Hackathons aim to solve real problems and USDA, along with the University of California Agriculture and Natural Resources (CANR) and the California State Fair, hosted a competitive one this past July. Software developers, designers, entrepreneurs, farmers, farm consultants, marketers and others in the agricultural industry participated in the Hackathon, which was held at the UC Agriculture and Natural Resources building in Davis, California. Participants competed for cash prizes at a “pitchfest” in front of a live audience at the California State Fair on Sunday, July 17, Prizes were awarded to the top three apps: first place won $5,000, second place $3,000 and third place $1,500. People who work in agriculture brought with them ideas for problems that technology may help solve.

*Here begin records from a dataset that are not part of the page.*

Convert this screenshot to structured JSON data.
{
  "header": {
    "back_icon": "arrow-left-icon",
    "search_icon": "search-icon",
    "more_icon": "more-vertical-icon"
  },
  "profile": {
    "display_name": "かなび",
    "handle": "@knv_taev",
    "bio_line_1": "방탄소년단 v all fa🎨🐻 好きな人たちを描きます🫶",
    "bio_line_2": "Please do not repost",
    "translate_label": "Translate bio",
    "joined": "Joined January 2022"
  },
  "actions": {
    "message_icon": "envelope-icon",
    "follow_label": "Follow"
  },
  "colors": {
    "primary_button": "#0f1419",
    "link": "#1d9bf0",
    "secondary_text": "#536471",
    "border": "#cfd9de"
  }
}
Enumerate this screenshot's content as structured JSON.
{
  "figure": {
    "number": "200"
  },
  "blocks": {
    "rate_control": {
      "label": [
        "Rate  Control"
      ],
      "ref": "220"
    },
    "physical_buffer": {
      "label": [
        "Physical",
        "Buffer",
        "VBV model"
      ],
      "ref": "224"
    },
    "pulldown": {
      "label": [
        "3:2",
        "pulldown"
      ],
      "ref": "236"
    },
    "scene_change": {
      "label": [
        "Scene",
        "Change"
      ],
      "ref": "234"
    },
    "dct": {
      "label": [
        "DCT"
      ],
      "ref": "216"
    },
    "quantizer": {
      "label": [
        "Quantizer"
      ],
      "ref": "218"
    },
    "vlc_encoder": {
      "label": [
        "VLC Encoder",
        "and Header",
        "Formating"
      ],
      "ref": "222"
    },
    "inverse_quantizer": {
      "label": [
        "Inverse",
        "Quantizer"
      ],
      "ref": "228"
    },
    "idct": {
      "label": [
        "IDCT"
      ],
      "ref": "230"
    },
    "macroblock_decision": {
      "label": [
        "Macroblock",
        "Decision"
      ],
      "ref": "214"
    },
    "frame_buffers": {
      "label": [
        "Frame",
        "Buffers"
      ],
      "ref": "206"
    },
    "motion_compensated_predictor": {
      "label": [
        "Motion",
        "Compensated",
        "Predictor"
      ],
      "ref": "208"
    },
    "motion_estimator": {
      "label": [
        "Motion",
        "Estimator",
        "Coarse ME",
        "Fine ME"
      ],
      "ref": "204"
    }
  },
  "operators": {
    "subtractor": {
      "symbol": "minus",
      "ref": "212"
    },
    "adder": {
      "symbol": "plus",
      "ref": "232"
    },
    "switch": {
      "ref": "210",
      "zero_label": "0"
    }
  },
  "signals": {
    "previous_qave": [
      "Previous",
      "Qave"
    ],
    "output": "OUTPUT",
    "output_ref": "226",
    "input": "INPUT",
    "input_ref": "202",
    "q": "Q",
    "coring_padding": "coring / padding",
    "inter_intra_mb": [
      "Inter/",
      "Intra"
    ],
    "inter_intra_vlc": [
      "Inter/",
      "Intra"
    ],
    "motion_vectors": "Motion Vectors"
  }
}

“Apps for Ag” Hackathons have already resulted in multiple startups and we want to see this momentum continue to grow,” said Robert Tse, USDA California Rural Development chief strategy officer for agriculture technology and innovation. “There was no better place than the State Fair in the Capitol to showcase the ingenuity of California’s Ag tech community.”
One startup that has resulted from a previous Ag hackathon is Ag for Hire, which connects farm workers who need jobs with farmers who need workers. “Apps for Ag is where I met my cofounder, formed the concept and built our first prototype,” said Josh Brown, Ag for Hire founder and CEO. “I would not have been able to find someone so embedded in the agriculture industry on my own.”
At the Apps for Ag Hackathon, our goal was to look for new ideas for solving three big issues affecting agriculture:
- Citrus Greening – an insect and disease complex that has already severely impacted the Florida citrus industry – some of the hackers developed tools to help us detect, track, forecast and prevent this disease
- Drought and Irrigation – California continues to be in a historic drought. It is a complex crisis and agriculture objectively takes the brunt of it. There was a lot of room for innovation for this challenge. We saw ideas from precision irrigation to complex modeling
- Healthy Soil – it’s not just the dirt, but rather it’s a whole delicate mix of different kinds of organic matter. Healthy soil and the impact of farming on the soil ecosystem is a worldwide issue. Whether you deal with nitrate seepage in California or nitrates from our chicken farms in Maryland that goes into the Chesapeake Bay where it endangers our oysters, having our hackers develop solutions for taking better care of our soil is a big and important issue.
A gardening and produce-sharing app took top prize in the Hackathon, The first place team, GivingGarden, took home $7,500 in prize money, custom rodeo belt buckles and a six-month, top-tier membership to the AgStart Incubator in Woodland. The hyper-local, produce-sharing app provides gardening advice from the UC Master Gardener Program and enables backyard gardeners to connect with others who want to share their produce. The GivingGarden team members are Scott Kirkland, Josh Livni, Deema Tamimi and John Knoll.
Solutions begin with innovation and partnerships. “Hackathons are a great way to spur innovation in industry verticals where technology has not been fully adopted,” said Rob Trice, one of the judges and the founder of the Mixing Bowl and Better Food Ventures.